> **WHAT NEEDS TO BE DONE**
Word for word, restate the records that follow.
===== TASK DATA =====
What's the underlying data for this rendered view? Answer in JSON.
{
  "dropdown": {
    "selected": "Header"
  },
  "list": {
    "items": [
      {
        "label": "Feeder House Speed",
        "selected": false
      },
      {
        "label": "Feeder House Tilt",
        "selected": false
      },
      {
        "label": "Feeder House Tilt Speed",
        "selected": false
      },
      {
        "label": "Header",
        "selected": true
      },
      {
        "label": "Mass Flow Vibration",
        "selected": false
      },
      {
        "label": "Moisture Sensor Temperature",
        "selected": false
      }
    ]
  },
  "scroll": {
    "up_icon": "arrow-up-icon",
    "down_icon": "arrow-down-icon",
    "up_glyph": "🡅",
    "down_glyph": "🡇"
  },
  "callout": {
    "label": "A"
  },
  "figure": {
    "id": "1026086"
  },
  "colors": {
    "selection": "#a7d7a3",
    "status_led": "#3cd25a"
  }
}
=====
> **OUTPUT FOR THIS EXERCISE**
What's the underlying data for this rendered view? Answer in JSON.
{
  "dropdown": {
    "selected": "Header"
  },
  "list": {
    "items": [
      {
        "label": "Feeder House Speed",
        "selected": false
      },
      {
        "label": "Feeder House Tilt",
        "selected": false
      },
      {
        "label": "Feeder House Tilt Speed",
        "selected": false
      },
      {
        "label": "Header",
        "selected": true
      },
      {
        "label": "Mass Flow Vibration",
        "selected": false
      },
      {
        "label": "Moisture Sensor Temperature",
        "selected": false
      }
    ]
  },
  "scroll": {
    "up_icon": "arrow-up-icon",
    "down_icon": "arrow-down-icon",
    "up_glyph": "🡅",
    "down_glyph": "🡇"
  },
  "callout": {
    "label": "A"
  },
  "figure": {
    "id": "1026086"
  },
  "colors": {
    "selection": "#a7d7a3",
    "status_led": "#3cd25a"
  }
}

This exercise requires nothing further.